What to do:
Your task is to return all of the entries below exactly, leaving out each picture.

(Element data from apps and pages)
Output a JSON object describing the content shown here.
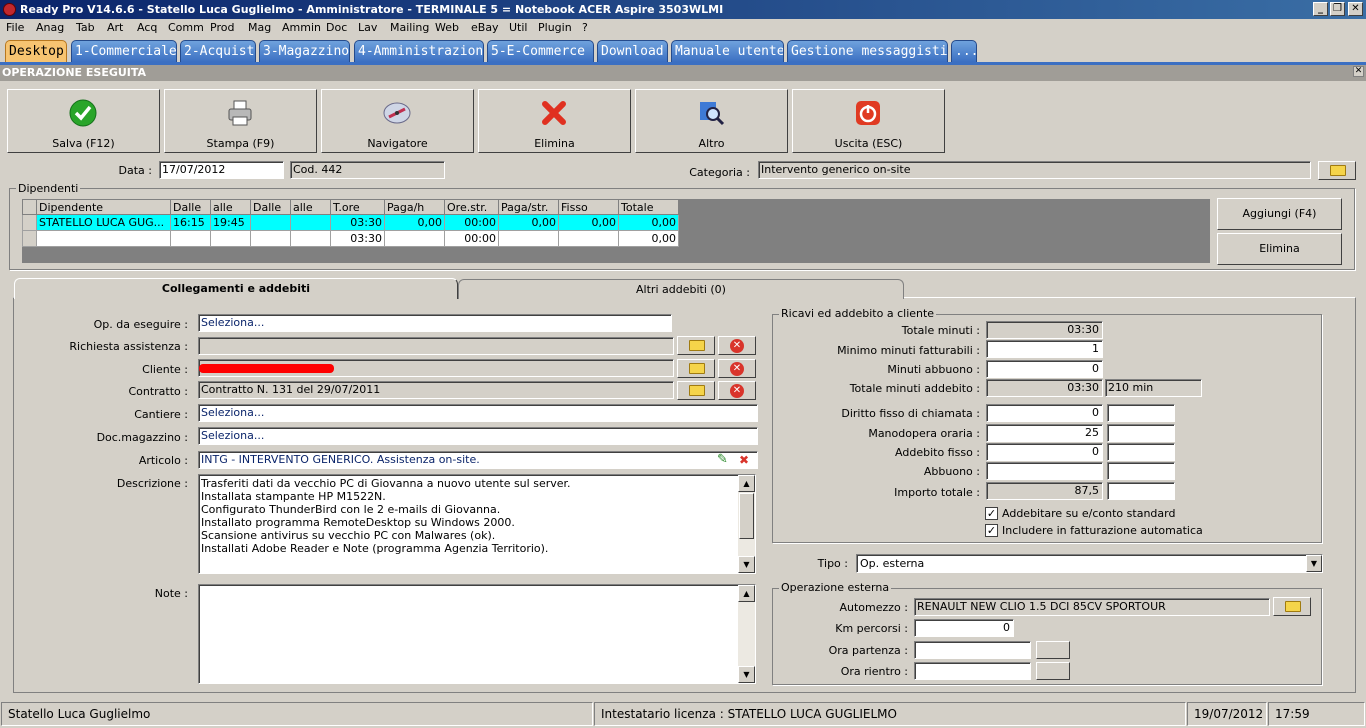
{
  "window": {
    "title": "Ready Pro V14.6.6 - Statello Luca Guglielmo - Amministratore - TERMINALE 5 = Notebook ACER Aspire 3503WLMI"
  },
  "menu": [
    "File",
    "Anag",
    "Tab",
    "Art",
    "Acq",
    "Comm",
    "Prod",
    "Mag",
    "Ammin",
    "Doc",
    "Lav",
    "Mailing",
    "Web",
    "eBay",
    "Util",
    "Plugin",
    "?"
  ],
  "tabs": [
    "Desktop",
    "1-Commerciale",
    "2-Acquisti",
    "3-Magazzino",
    "4-Amministrazione",
    "5-E-Commerce",
    "Download",
    "Manuale utente",
    "Gestione messaggistica",
    "..."
  ],
  "header": {
    "title": "OPERAZIONE ESEGUITA"
  },
  "toolbar": {
    "save": "Salva (F12)",
    "print": "Stampa (F9)",
    "navigator": "Navigatore",
    "delete": "Elimina",
    "other": "Altro",
    "exit": "Uscita (ESC)"
  },
  "form": {
    "data_label": "Data :",
    "data_value": "17/07/2012",
    "cod_value": "Cod. 442",
    "categoria_label": "Categoria :",
    "categoria_value": "Intervento generico on-site"
  },
  "employees": {
    "group_title": "Dipendenti",
    "columns": [
      "Dipendente",
      "Dalle",
      "alle",
      "Dalle",
      "alle",
      "T.ore",
      "Paga/h",
      "Ore.str.",
      "Paga/str.",
      "Fisso",
      "Totale"
    ],
    "rows": [
      [
        "STATELLO LUCA GUG...",
        "16:15",
        "19:45",
        "",
        "",
        "03:30",
        "0,00",
        "00:00",
        "0,00",
        "0,00",
        "0,00"
      ],
      [
        "",
        "",
        "",
        "",
        "",
        "03:30",
        "",
        "00:00",
        "",
        "",
        "0,00"
      ]
    ],
    "add_button": "Aggiungi (F4)",
    "delete_button": "Elimina"
  },
  "subtabs": {
    "links": "Collegamenti e addebiti",
    "other_charges": "Altri addebiti (0)"
  },
  "links": {
    "op_label": "Op. da eseguire :",
    "op_value": "Seleziona...",
    "richiesta_label": "Richiesta assistenza :",
    "richiesta_value": "",
    "cliente_label": "Cliente :",
    "contratto_label": "Contratto :",
    "contratto_value": "Contratto N. 131 del 29/07/2011",
    "cantiere_label": "Cantiere :",
    "cantiere_value": "Seleziona...",
    "docmag_label": "Doc.magazzino :",
    "docmag_value": "Seleziona...",
    "articolo_label": "Articolo :",
    "articolo_value": "INTG - INTERVENTO GENERICO. Assistenza on-site.",
    "descrizione_label": "Descrizione :",
    "descrizione_lines": [
      "Trasferiti dati da vecchio PC di Giovanna a nuovo utente sul server.",
      "Installata stampante HP M1522N.",
      "Configurato ThunderBird con le 2 e-mails di Giovanna.",
      "Installato programma RemoteDesktop su Windows 2000.",
      "Scansione antivirus su vecchio PC con Malwares (ok).",
      "Installati Adobe Reader e Note (programma Agenzia Territorio)."
    ],
    "note_label": "Note :"
  },
  "revenue": {
    "group_title": "Ricavi ed addebito a cliente",
    "totale_minuti_label": "Totale minuti :",
    "totale_minuti": "03:30",
    "minimo_label": "Minimo minuti fatturabili :",
    "minimo": "1",
    "abbuono_min_label": "Minuti abbuono :",
    "abbuono_min": "0",
    "tot_addebito_label": "Totale minuti addebito :",
    "tot_addebito": "03:30",
    "tot_addebito_min": "210 min",
    "diritto_label": "Diritto fisso di chiamata :",
    "diritto": "0",
    "manodopera_label": "Manodopera oraria :",
    "manodopera": "25",
    "addebito_label": "Addebito fisso :",
    "addebito": "0",
    "abbuono_label": "Abbuono :",
    "abbuono": "",
    "importo_label": "Importo totale :",
    "importo": "87,5",
    "chk1": "Addebitare su e/conto standard",
    "chk2": "Includere in fatturazione automatica"
  },
  "tipo": {
    "label": "Tipo :",
    "value": "Op. esterna"
  },
  "external": {
    "group_title": "Operazione esterna",
    "automezzo_label": "Automezzo :",
    "automezzo": "RENAULT NEW CLIO 1.5 DCI 85CV SPORTOUR",
    "km_label": "Km percorsi :",
    "km": "0",
    "partenza_label": "Ora partenza :",
    "rientro_label": "Ora rientro :"
  },
  "status": {
    "user": "Statello Luca Guglielmo",
    "license": "Intestatario licenza : STATELLO LUCA GUGLIELMO",
    "date": "19/07/2012",
    "time": "17:59"
  },
  "colors": {
    "accent": "#3b6fc2",
    "selected_row": "#00ffff",
    "active_tab": "#f7c471"
  }
}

Response for this exercise:
Output a JSON object describing the content shown here.
{
  "window": {
    "title": "Ready Pro V14.6.6 - Statello Luca Guglielmo - Amministratore - TERMINALE 5 = Notebook ACER Aspire 3503WLMI"
  },
  "menu": [
    "File",
    "Anag",
    "Tab",
    "Art",
    "Acq",
    "Comm",
    "Prod",
    "Mag",
    "Ammin",
    "Doc",
    "Lav",
    "Mailing",
    "Web",
    "eBay",
    "Util",
    "Plugin",
    "?"
  ],
  "tabs": [
    "Desktop",
    "1-Commerciale",
    "2-Acquisti",
    "3-Magazzino",
    "4-Amministrazione",
    "5-E-Commerce",
    "Download",
    "Manuale utente",
    "Gestione messaggistica",
    "..."
  ],
  "header": {
    "title": "OPERAZIONE ESEGUITA"
  },
  "toolbar": {
    "save": "Salva (F12)",
    "print": "Stampa (F9)",
    "navigator": "Navigatore",
    "delete": "Elimina",
    "other": "Altro",
    "exit": "Uscita (ESC)"
  },
  "form": {
    "data_label": "Data :",
    "data_value": "17/07/2012",
    "cod_value": "Cod. 442",
    "categoria_label": "Categoria :",
    "categoria_value": "Intervento generico on-site"
  },
  "employees": {
    "group_title": "Dipendenti",
    "columns": [
      "Dipendente",
      "Dalle",
      "alle",
      "Dalle",
      "alle",
      "T.ore",
      "Paga/h",
      "Ore.str.",
      "Paga/str.",
      "Fisso",
      "Totale"
    ],
    "rows": [
      [
        "STATELLO LUCA GUG...",
        "16:15",
        "19:45",
        "",
        "",
        "03:30",
        "0,00",
        "00:00",
        "0,00",
        "0,00",
        "0,00"
      ],
      [
        "",
        "",
        "",
        "",
        "",
        "03:30",
        "",
        "00:00",
        "",
        "",
        "0,00"
      ]
    ],
    "add_button": "Aggiungi (F4)",
    "delete_button": "Elimina"
  },
  "subtabs": {
    "links": "Collegamenti e addebiti",
    "other_charges": "Altri addebiti (0)"
  },
  "links": {
    "op_label": "Op. da eseguire :",
    "op_value": "Seleziona...",
    "richiesta_label": "Richiesta assistenza :",
    "richiesta_value": "",
    "cliente_label": "Cliente :",
    "contratto_label": "Contratto :",
    "contratto_value": "Contratto N. 131 del 29/07/2011",
    "cantiere_label": "Cantiere :",
    "cantiere_value": "Seleziona...",
    "docmag_label": "Doc.magazzino :",
    "docmag_value": "Seleziona...",
    "articolo_label": "Articolo :",
    "articolo_value": "INTG - INTERVENTO GENERICO. Assistenza on-site.",
    "descrizione_label": "Descrizione :",
    "descrizione_lines": [
      "Trasferiti dati da vecchio PC di Giovanna a nuovo utente sul server.",
      "Installata stampante HP M1522N.",
      "Configurato ThunderBird con le 2 e-mails di Giovanna.",
      "Installato programma RemoteDesktop su Windows 2000.",
      "Scansione antivirus su vecchio PC con Malwares (ok).",
      "Installati Adobe Reader e Note (programma Agenzia Territorio)."
    ],
    "note_label": "Note :"
  },
  "revenue": {
    "group_title": "Ricavi ed addebito a cliente",
    "totale_minuti_label": "Totale minuti :",
    "totale_minuti": "03:30",
    "minimo_label": "Minimo minuti fatturabili :",
    "minimo": "1",
    "abbuono_min_label": "Minuti abbuono :",
    "abbuono_min": "0",
    "tot_addebito_label": "Totale minuti addebito :",
    "tot_addebito": "03:30",
    "tot_addebito_min": "210 min",
    "diritto_label": "Diritto fisso di chiamata :",
    "diritto": "0",
    "manodopera_label": "Manodopera oraria :",
    "manodopera": "25",
    "addebito_label": "Addebito fisso :",
    "addebito": "0",
    "abbuono_label": "Abbuono :",
    "abbuono": "",
    "importo_label": "Importo totale :",
    "importo": "87,5",
    "chk1": "Addebitare su e/conto standard",
    "chk2": "Includere in fatturazione automatica"
  },
  "tipo": {
    "label": "Tipo :",
    "value": "Op. esterna"
  },
  "external": {
    "group_title": "Operazione esterna",
    "automezzo_label": "Automezzo :",
    "automezzo": "RENAULT NEW CLIO 1.5 DCI 85CV SPORTOUR",
    "km_label": "Km percorsi :",
    "km": "0",
    "partenza_label": "Ora partenza :",
    "rientro_label": "Ora rientro :"
  },
  "status": {
    "user": "Statello Luca Guglielmo",
    "license": "Intestatario licenza : STATELLO LUCA GUGLIELMO",
    "date": "19/07/2012",
    "time": "17:59"
  },
  "colors": {
    "accent": "#3b6fc2",
    "selected_row": "#00ffff",
    "active_tab": "#f7c471"
  }
}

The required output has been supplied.